Its going to be a two if not three part blog and I’ll follow it up with how to apply to carry out reduction works on trees with a tree preservation order, but we’ll concentrate on removals this time round.
The process of applying for works to trees covered by a tree preservation order is a relatively simple process in the grand scheme of planing applications. You fill the form out detailing what work you want to carry out, add a simple drawing to show the tree positions and add supporting information from a suitably qualified person. Simple, the council don’t charge for this application although their can be a cost associated with an application as they do take time to fill out correctly, especially when you need to provide evidence that the tree is decayed or diseased.
However in the past few weeks we’ve had several people needing help or facing prosecution because they’ve filled the form out incorrectly, been given the wrong advice or haven’t even applied for the work as their “tree surgeon” said it wasn’t necessary or they didn’t have to wait.
Lets get the last point out of the way first.
In all cases if your tree, or trees, are protected under a tree preservation order then you need to apply to carry out ANY work to them. There are no exemptions, even if its fell down and is sitting on top of next doors cat, an application has to be made, just make sure there’s plenty of evidence to support your claim before you start clearing it up and get the application filled in as soon as possible. If its dropped a limb, take a lot of pictures, remove the limb and put your application in detailing the issues and showing that you’ve cleared it up. But bear in mind just because a branch has fell off it doesn’t mean your tree is going to fall down next week.
Incorrectly filled out forms and wrong advice are pretty much one and the same thing
If you want to remove a tree covered by a Tree preservation order, then you need to supply evidence provided by a suitably qualified person, the form says expert but I really don’t like that word.

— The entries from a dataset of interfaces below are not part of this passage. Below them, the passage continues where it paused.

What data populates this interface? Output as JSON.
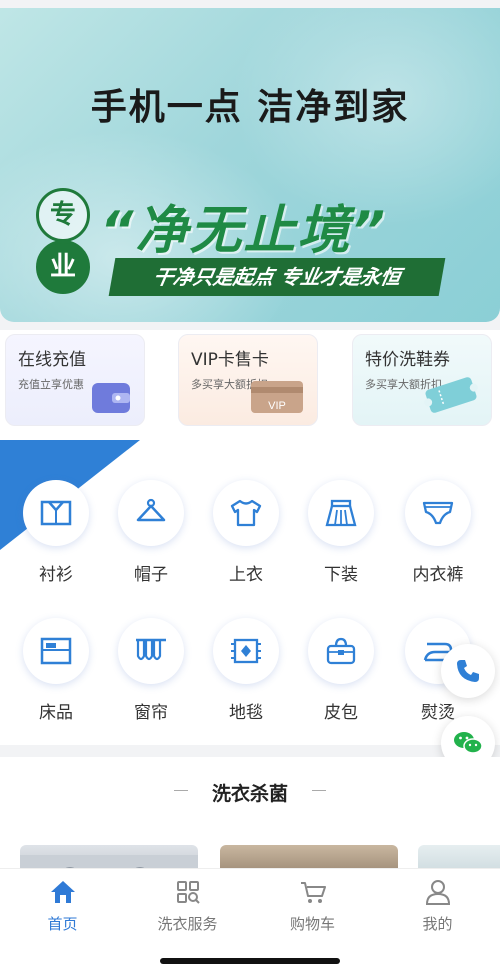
{
  "banner": {
    "title": "手机一点  洁净到家",
    "badge_top": "专",
    "badge_bottom": "业",
    "slogan": "“净无止境”",
    "tagline": "干净只是起点  专业才是永恒"
  },
  "cards": [
    {
      "title": "在线充值",
      "subtitle": "充值立享优惠",
      "icon": "wallet-icon"
    },
    {
      "title": "VIP卡售卡",
      "subtitle": "多买享大额折扣",
      "icon": "vip-card-icon"
    },
    {
      "title": "特价洗鞋券",
      "subtitle": "多买享大额折扣",
      "icon": "ticket-icon"
    }
  ],
  "categories": [
    {
      "label": "衬衫",
      "icon": "shirt-icon"
    },
    {
      "label": "帽子",
      "icon": "hat-icon"
    },
    {
      "label": "上衣",
      "icon": "top-icon"
    },
    {
      "label": "下装",
      "icon": "skirt-icon"
    },
    {
      "label": "内衣裤",
      "icon": "underwear-icon"
    },
    {
      "label": "床品",
      "icon": "bedding-icon"
    },
    {
      "label": "窗帘",
      "icon": "curtain-icon"
    },
    {
      "label": "地毯",
      "icon": "carpet-icon"
    },
    {
      "label": "皮包",
      "icon": "bag-icon"
    },
    {
      "label": "熨烫",
      "icon": "iron-icon"
    }
  ],
  "floating": {
    "phone_icon": "phone-icon",
    "wechat_icon": "wechat-icon"
  },
  "section": {
    "title": "洗衣杀菌"
  },
  "tabbar": [
    {
      "label": "首页",
      "icon": "home-icon",
      "active": true
    },
    {
      "label": "洗衣服务",
      "icon": "grid-search-icon",
      "active": false
    },
    {
      "label": "购物车",
      "icon": "cart-icon",
      "active": false
    },
    {
      "label": "我的",
      "icon": "user-icon",
      "active": false
    }
  ],
  "colors": {
    "accent": "#2f7ad6",
    "banner_green": "#1f8a45",
    "icon_blue": "#2f80d6"
  }
}
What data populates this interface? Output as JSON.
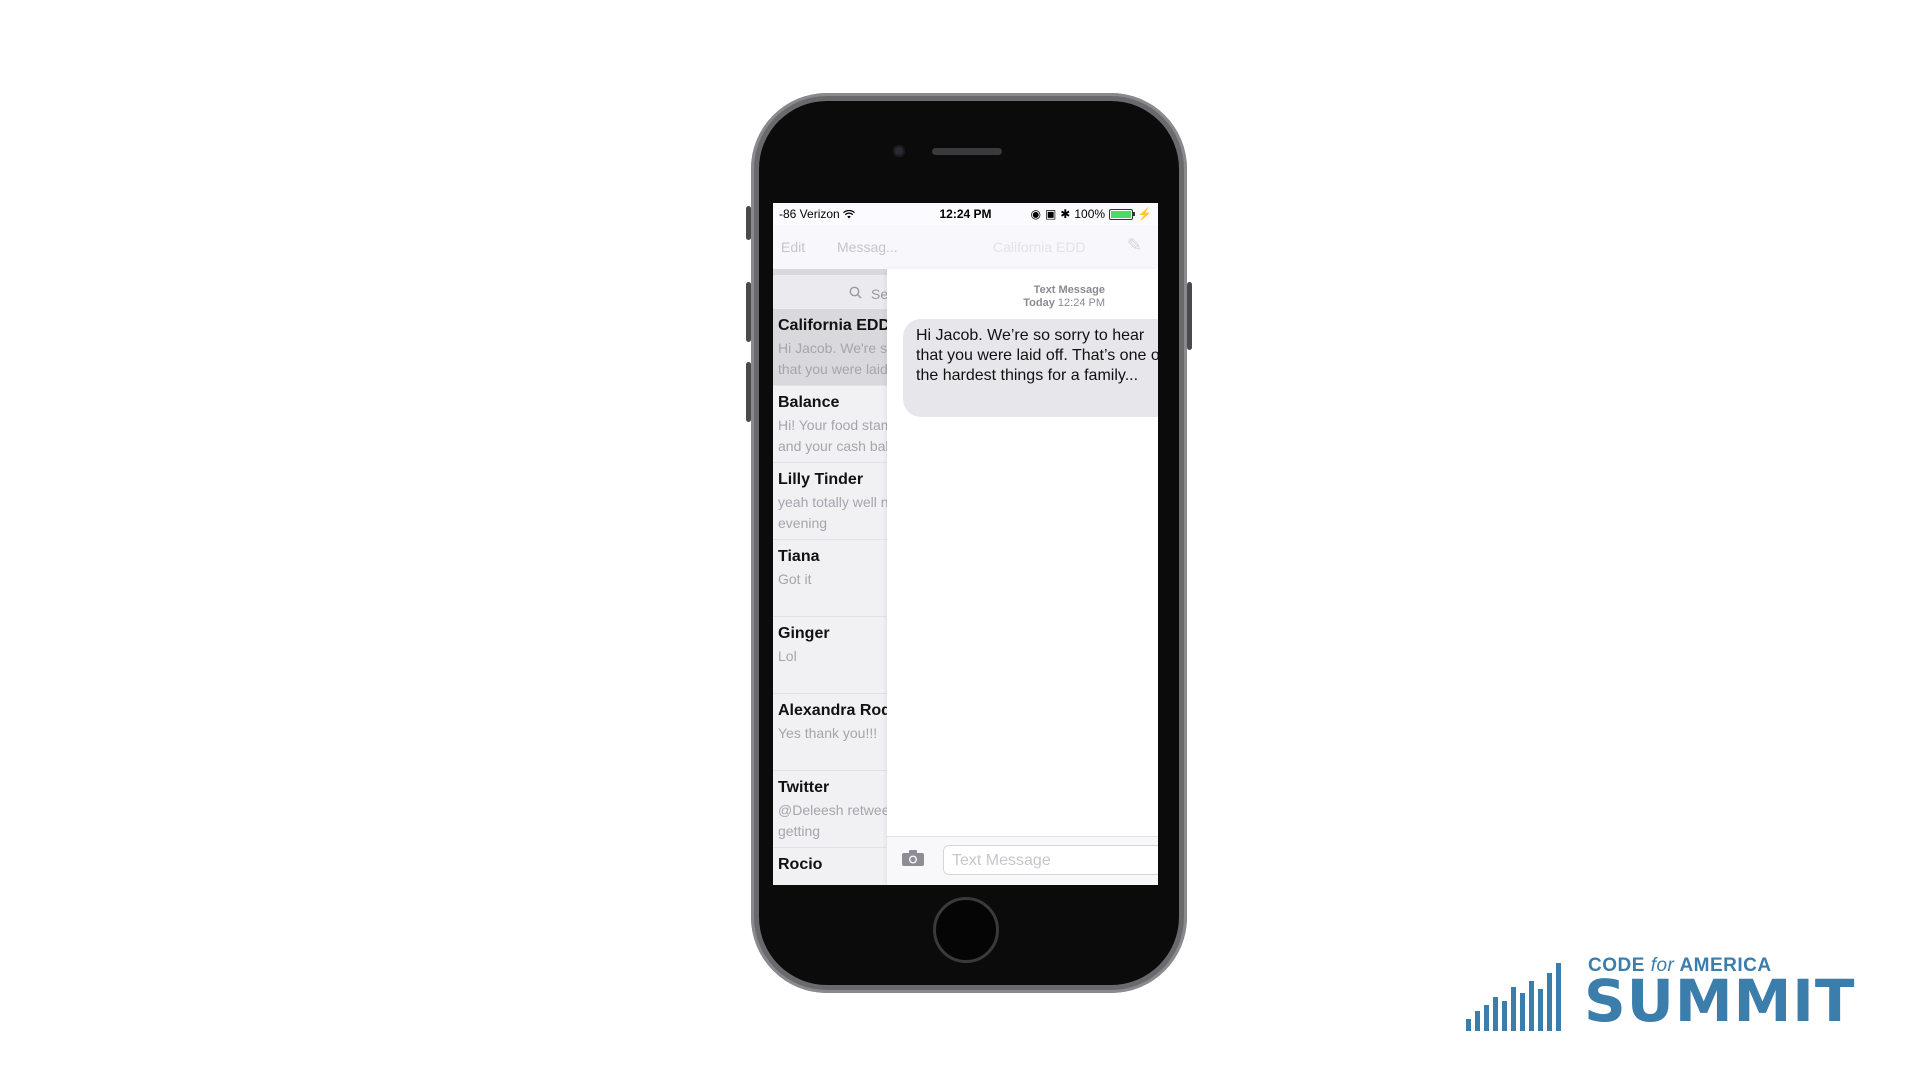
{
  "status_bar": {
    "carrier": "-86 Verizon",
    "time": "12:24 PM",
    "battery": "100%"
  },
  "nav": {
    "edit": "Edit",
    "title_left": "Messag...",
    "title_right": "California EDD"
  },
  "search": {
    "placeholder": "Se"
  },
  "conversations": [
    {
      "name": "California EDD",
      "preview": "Hi Jacob. We're so sorry to hear that you were laid off"
    },
    {
      "name": "Balance",
      "preview": "Hi! Your food stamps balance and your cash balance"
    },
    {
      "name": "Lilly Tinder",
      "preview": "yeah totally well need an evening"
    },
    {
      "name": "Tiana",
      "preview": "Got it"
    },
    {
      "name": "Ginger",
      "preview": "Lol"
    },
    {
      "name": "Alexandra Rodriguez",
      "preview": "Yes thank you!!!"
    },
    {
      "name": "Twitter",
      "preview": "@Deleesh retweeted Imagine getting"
    },
    {
      "name": "Rocio",
      "preview": ""
    }
  ],
  "thread": {
    "meta_label": "Text Message",
    "meta_day": "Today",
    "meta_time": "12:24 PM",
    "message": "Hi Jacob. We’re so sorry to hear that you were laid off. That’s one of the hardest things for a family..."
  },
  "composer": {
    "placeholder": "Text Message"
  },
  "logo": {
    "top_prefix": "CODE",
    "top_for": "for",
    "top_suffix": "AMERICA",
    "main": "SUMMIT",
    "color": "#3b7dab"
  },
  "icons": {
    "wifi": "wifi-icon",
    "battery": "battery-icon",
    "search": "search-icon",
    "compose": "compose-icon",
    "camera": "camera-icon"
  }
}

This is where the issues start, a large amount of what we get sent to remedy consist of a “tree report”, and I use the term loosely, that goes along the lines of the tree is diseased and decayed and needs to come down. If this is all the information that your “tree surgeon” has provided then your application should be and will be refused and your best course of action is to find someone else to carry out the work. Why? Because they will have no formal arboricultural training if any at all. A few NPTC certificates doesn’t make an arboriculturist and it only shows that their qualified to operate a saw not pass judgement on tree health or conditions and as such won’t be covered under their insurance.
If your tree has decay you’ll be expected to prove it and to prove how bad it is usually with a tomograph or resistograph read out and report.
These are easily carried out and although there not cheap they are one of the few ways of proving that a tree has decayed to such an extent that its removal can be justified. We are looking at another quicker way of carrying this work out but we’re keeping it quiet until we’ve got everything in place.
If its diseased again, prove it and identify what the disease is and just remember not all are lethal, brown spots on Horse Chestnut leaves are normally only leaf miner and not a reason to remove and your application will most likely be refused.
That’s about it for this first stage of the tree preservation order blogs. I’ll look to have the next part up in about a fortnights time, in the meantime if you want any further information then please get in touch.
If your interested in what our tree reports for tree preservation order applications consist of then there’s further details here.
Until next time thanks for reading.